Energy security and clean technologies are priority areas for India-US cooperation. The civil nuclear agreement not only had a transformational impact on India-US relations, but also opened the door for India and the US to cooperate in the field of nuclear energy. This would help India to strengthen energy security and meet its growing energy requirements while reducing the impact on global warming and on fossil fuel demand. The recent adjustment of US export control procedures as they apply to India carries forward the logic of the bilateral civil nuclear cooperation agreement and would facilitate high technology trade between the two countries. This and the US support for India’s membership of export control organizations have been widely welcomed in India. Both countries are also undertaking joint research and deployment of clean energy resources, such as solar, advanced biofuels and smart grids.
As members of G-20 we are already collaborating to ensure a sustained global economic recovery. India’s economic growth which has rebounded to 8.6% in financial year 2010-11 and is expected to be between 8 to 10 % in future will be an important anchor for momentum in the global economy. While some progress has been made in giving greater voice to emerging economies in the global financial and economic architecture, this process needs to be carried forward and extended to other important dimensions of global governance. As part of this larger effort, President Obama has publicly articulated the US support to India as a permanent member in an expanded UN Security Council; a recognition of India’s capability and role in addressing global challenges.

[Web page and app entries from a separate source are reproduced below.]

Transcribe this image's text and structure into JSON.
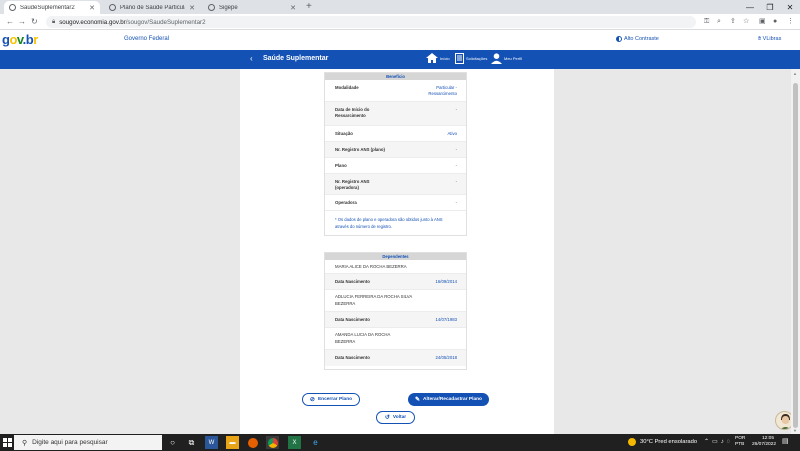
{
  "browser": {
    "tabs": [
      {
        "label": "SaudeSuplementar2"
      },
      {
        "label": "Plano de Saúde Particular - Rem"
      },
      {
        "label": "Sigepe"
      }
    ],
    "url_host": "sougov.economia.gov.br",
    "url_path": "/sougov/SaudeSuplementar2"
  },
  "header": {
    "gov_federal": "Governo Federal",
    "contrast": "Alto Contraste",
    "vlibras": "VLibras"
  },
  "appbar": {
    "title": "Saúde Suplementar",
    "nav": [
      {
        "label": "Início",
        "icon": "home-icon"
      },
      {
        "label": "Solicitações",
        "icon": "document-icon"
      },
      {
        "label": "Meu Perfil",
        "icon": "user-icon"
      }
    ]
  },
  "beneficio": {
    "title": "Benefício",
    "rows": [
      {
        "label": "Modalidade",
        "value": "Particular - Ressarcimento"
      },
      {
        "label": "Data de Início do Ressarcimento",
        "value": "-"
      },
      {
        "label": "Situação",
        "value": "Ativo"
      },
      {
        "label": "Nr. Registro ANS (plano)",
        "value": "-"
      },
      {
        "label": "Plano",
        "value": "-"
      },
      {
        "label": "Nr. Registro ANS (operadora)",
        "value": "-"
      },
      {
        "label": "Operadora",
        "value": "-"
      }
    ],
    "note": "* Os dados de plano e operadora são obtidos junto à ANS através do número de registro."
  },
  "dependentes": {
    "title": "Dependentes",
    "birth_label": "Data Nascimento",
    "items": [
      {
        "name": "MARIA ALICE DA ROCHA BEZERRA",
        "birth": "16/09/2014"
      },
      {
        "name": "ADLUCIA FERREIRA DA ROCHA SILVA BEZERRA",
        "birth": "14/07/1983"
      },
      {
        "name": "AMANDA LUCIA DA ROCHA BEZERRA",
        "birth": "24/05/2018"
      }
    ]
  },
  "actions": {
    "encerrar": "Encerrar Plano",
    "alterar": "Alterar/Recadastrar Plano",
    "voltar": "Voltar"
  },
  "taskbar": {
    "search_placeholder": "Digite aqui para pesquisar",
    "weather": "30°C  Pred ensolarado",
    "lang1": "POR",
    "lang2": "PTB",
    "time": "12:05",
    "date": "26/07/2022"
  }
}
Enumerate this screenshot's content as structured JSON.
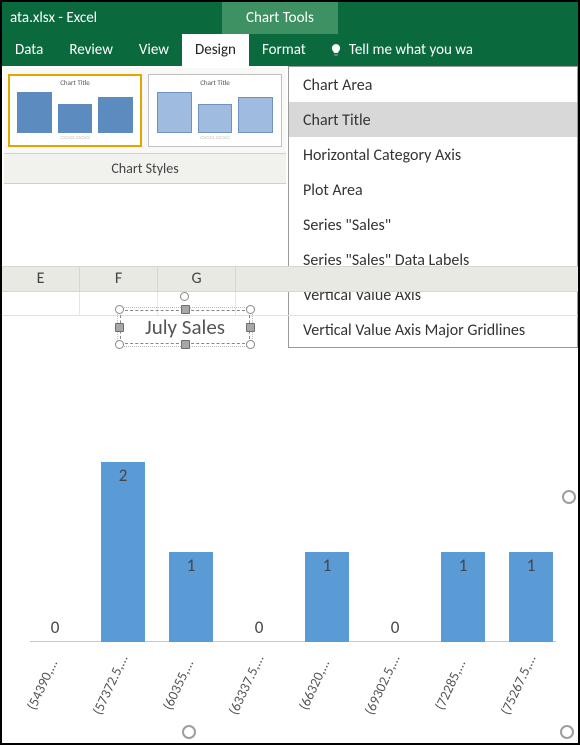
{
  "titlebar": {
    "filename": "ata.xlsx - Excel",
    "contextual_tab": "Chart Tools"
  },
  "ribbon": {
    "tabs": [
      "Data",
      "Review",
      "View",
      "Design",
      "Format"
    ],
    "active_index": 3,
    "tell_me": "Tell me what you wa"
  },
  "gallery": {
    "label": "Chart Styles",
    "thumb_title": "Chart Title",
    "thumb_title2": "Chart Title"
  },
  "dropdown": {
    "items": [
      "Chart Area",
      "Chart Title",
      "Horizontal Category Axis",
      "Plot Area",
      "Series \"Sales\"",
      "Series \"Sales\" Data Labels",
      "Vertical Value Axis",
      "Vertical Value Axis Major Gridlines"
    ],
    "highlighted_index": 1
  },
  "columns": [
    "E",
    "F",
    "G"
  ],
  "chart": {
    "title": "July Sales"
  },
  "chart_data": {
    "type": "bar",
    "title": "July Sales",
    "categories": [
      "(54390,...",
      "(57372.5,...",
      "(60355,...",
      "(63337.5,...",
      "(66320,...",
      "(69302.5,...",
      "(72285,...",
      "(75267.5,..."
    ],
    "values": [
      0,
      2,
      1,
      0,
      1,
      0,
      1,
      1
    ],
    "series_name": "Sales",
    "data_labels": true,
    "xlabel": "",
    "ylabel": "",
    "ylim": [
      0,
      2
    ]
  }
}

I have often said that while Indians may consider the world as their workplace, they certainly know that Asia is their home. We have always been conscious of our Asian identity. At the dawn of independence, we had hoped that a cooperative, stable and prosperous Asia will emerge from the ruins of colonialism. We are now at another important point of transition in Asia. While there is no doubt that Asian countries are rising to take their due place in the world, we, in Asia and outside, have a responsibility to work together to define the arrangements and patterns of relationships to deal with our challenges and harness our opportunities. Whether we will be able to do it will be the real test of our wisdom and skills.
Today Asia stands at the centre of momentous geo-political and geo-economic changes underway, which hold both promise and challenges for our future collective endeavours. We share the responsibility to shape our collaboration to liberate the creative energies of the region. As Asia works to chart a course for addressing common challenges to peace, stability and prosperity, there are opportunities for both India and the US to contribute positively to that process and in doing so to also strengthen their partnership and make it truly global. On its part India stands ready to work actively to realize both these objectives.